Element data from apps and pages
::::
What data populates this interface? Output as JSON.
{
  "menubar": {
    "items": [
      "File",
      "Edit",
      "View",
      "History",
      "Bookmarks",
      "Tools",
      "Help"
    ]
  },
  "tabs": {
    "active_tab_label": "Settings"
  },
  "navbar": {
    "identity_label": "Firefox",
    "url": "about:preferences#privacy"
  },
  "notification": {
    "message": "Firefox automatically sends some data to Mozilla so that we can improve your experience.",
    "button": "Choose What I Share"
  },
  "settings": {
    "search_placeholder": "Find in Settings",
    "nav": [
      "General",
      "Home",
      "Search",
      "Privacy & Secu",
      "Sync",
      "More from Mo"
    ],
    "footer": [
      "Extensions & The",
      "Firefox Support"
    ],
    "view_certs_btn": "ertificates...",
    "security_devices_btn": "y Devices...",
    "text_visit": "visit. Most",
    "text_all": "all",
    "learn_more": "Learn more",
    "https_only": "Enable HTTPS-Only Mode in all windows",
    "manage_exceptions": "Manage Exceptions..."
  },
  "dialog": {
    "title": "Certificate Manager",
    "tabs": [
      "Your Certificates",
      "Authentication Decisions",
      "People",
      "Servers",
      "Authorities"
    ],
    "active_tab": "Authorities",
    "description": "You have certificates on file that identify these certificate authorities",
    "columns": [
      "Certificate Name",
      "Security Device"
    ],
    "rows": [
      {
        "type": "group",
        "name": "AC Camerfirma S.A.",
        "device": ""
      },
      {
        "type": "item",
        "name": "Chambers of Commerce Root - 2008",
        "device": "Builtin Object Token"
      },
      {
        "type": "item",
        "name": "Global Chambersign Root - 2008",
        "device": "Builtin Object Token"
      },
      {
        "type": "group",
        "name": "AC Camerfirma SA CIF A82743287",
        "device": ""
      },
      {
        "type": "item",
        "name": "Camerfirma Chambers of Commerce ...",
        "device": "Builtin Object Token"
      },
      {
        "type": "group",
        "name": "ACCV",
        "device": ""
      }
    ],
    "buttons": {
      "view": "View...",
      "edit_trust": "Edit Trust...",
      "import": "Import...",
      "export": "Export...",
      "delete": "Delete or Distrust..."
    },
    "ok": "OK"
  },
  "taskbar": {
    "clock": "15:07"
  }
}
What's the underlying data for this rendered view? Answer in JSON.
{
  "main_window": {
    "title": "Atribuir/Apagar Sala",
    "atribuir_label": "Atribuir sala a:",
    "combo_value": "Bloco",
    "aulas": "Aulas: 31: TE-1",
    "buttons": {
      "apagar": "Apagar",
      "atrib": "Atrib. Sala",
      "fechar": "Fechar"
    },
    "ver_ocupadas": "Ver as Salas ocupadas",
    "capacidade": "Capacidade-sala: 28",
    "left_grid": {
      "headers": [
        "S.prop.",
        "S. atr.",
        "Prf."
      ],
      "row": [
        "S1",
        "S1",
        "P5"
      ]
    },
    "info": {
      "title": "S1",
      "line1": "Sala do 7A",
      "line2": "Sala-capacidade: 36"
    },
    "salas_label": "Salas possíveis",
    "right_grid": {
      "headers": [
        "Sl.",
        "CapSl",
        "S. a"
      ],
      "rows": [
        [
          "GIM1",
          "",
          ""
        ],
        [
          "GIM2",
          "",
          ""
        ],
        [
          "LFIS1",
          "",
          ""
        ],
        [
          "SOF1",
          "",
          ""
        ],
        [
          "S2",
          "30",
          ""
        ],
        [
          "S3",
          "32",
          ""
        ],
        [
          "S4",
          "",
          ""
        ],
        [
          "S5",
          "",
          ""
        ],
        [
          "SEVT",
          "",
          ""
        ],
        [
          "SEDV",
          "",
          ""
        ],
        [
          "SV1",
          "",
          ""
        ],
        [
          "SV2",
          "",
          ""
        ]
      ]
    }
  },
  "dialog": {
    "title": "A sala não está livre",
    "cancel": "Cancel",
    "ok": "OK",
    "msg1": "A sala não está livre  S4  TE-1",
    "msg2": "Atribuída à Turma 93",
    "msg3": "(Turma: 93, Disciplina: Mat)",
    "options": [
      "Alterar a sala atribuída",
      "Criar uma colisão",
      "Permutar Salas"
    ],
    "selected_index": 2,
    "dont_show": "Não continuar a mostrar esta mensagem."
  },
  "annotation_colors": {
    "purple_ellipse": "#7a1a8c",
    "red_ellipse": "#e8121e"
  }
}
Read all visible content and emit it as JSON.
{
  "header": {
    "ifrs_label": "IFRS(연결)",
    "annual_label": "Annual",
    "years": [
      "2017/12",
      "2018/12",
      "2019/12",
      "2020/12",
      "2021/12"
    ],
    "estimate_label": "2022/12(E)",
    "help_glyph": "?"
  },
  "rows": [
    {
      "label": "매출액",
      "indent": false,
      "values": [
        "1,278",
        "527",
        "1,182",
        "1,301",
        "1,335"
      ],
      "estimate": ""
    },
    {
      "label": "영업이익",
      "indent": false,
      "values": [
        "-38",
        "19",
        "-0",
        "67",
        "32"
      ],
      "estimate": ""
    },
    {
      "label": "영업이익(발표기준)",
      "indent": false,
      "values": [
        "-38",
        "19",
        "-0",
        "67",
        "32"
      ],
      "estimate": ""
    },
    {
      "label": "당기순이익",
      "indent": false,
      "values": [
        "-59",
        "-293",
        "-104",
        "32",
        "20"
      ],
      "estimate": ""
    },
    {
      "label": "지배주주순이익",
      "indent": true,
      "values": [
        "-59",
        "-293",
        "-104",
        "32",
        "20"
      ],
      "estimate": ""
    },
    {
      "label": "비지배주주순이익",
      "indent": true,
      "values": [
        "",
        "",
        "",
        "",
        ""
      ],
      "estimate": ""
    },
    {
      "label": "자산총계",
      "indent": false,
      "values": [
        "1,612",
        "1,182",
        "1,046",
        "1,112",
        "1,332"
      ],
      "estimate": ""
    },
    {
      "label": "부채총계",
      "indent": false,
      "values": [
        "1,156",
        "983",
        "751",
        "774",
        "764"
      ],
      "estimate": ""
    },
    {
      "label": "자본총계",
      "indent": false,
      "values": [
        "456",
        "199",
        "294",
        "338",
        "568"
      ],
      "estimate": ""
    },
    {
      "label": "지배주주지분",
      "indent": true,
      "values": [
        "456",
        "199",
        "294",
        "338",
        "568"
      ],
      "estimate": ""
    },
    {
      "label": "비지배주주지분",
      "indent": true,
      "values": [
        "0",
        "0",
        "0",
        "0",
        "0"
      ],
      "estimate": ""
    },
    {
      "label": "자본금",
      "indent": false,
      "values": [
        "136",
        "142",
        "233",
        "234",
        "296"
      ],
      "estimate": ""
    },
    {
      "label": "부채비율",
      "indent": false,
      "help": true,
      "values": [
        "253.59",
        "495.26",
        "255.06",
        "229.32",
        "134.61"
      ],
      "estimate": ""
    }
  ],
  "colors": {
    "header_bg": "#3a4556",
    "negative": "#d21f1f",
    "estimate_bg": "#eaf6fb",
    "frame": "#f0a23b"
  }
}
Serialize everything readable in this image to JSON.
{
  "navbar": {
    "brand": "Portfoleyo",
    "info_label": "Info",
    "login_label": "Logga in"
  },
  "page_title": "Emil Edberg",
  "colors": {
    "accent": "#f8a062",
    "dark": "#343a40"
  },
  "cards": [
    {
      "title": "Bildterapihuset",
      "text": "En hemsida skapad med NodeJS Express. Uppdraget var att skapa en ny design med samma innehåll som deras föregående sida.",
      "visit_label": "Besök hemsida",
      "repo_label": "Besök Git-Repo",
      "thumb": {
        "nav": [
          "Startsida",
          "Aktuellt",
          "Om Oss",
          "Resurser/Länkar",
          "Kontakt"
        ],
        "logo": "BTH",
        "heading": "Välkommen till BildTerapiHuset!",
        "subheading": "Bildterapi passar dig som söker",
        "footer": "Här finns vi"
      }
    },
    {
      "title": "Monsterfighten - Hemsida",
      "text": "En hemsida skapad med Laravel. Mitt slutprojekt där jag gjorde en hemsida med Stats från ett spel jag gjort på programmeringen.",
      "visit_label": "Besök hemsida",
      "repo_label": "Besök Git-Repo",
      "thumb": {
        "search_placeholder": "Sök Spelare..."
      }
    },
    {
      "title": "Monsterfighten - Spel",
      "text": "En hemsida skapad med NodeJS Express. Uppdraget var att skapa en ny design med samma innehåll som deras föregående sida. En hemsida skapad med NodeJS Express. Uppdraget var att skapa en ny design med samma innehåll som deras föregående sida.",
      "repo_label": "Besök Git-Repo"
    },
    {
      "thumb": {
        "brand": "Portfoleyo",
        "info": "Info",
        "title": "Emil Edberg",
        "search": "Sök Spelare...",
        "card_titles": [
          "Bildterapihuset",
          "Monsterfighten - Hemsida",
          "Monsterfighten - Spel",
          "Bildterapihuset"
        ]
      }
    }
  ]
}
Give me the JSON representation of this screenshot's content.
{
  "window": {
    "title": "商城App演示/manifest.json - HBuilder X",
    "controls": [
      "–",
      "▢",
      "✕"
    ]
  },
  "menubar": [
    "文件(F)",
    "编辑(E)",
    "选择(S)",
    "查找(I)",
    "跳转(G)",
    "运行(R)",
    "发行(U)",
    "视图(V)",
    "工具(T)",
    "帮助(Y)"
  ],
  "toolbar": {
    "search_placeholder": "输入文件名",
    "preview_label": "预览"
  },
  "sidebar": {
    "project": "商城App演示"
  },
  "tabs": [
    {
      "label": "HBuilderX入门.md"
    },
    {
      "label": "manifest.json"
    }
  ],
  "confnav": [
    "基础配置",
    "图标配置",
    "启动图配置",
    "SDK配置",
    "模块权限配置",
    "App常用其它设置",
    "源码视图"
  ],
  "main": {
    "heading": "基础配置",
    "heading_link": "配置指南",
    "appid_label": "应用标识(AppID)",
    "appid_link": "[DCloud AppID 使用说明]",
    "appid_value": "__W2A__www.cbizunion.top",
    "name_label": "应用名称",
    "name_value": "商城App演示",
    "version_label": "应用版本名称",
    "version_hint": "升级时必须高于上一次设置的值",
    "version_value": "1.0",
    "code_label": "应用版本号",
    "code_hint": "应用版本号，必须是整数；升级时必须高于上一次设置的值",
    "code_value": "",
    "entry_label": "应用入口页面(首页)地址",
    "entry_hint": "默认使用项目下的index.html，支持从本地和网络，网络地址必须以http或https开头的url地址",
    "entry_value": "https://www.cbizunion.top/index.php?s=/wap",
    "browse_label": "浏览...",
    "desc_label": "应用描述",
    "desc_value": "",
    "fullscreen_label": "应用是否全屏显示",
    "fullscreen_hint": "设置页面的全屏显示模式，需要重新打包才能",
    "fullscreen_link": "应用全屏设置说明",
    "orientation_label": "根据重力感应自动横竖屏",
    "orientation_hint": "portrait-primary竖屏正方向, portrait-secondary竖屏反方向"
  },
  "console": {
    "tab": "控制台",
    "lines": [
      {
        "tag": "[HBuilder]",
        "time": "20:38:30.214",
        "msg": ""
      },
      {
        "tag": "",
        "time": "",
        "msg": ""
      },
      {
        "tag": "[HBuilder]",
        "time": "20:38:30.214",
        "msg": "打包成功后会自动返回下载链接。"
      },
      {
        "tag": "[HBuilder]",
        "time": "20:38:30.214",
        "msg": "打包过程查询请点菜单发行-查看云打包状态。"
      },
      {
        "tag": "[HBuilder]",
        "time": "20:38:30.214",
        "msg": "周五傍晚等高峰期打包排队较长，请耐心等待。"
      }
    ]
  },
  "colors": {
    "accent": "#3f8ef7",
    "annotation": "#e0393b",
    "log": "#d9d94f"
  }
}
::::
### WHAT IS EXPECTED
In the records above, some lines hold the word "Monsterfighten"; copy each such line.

### RESPONSE TO THIS TASK
      "title": "Monsterfighten - Hemsida",
      "title": "Monsterfighten - Spel",
          "Monsterfighten - Hemsida",
          "Monsterfighten - Spel",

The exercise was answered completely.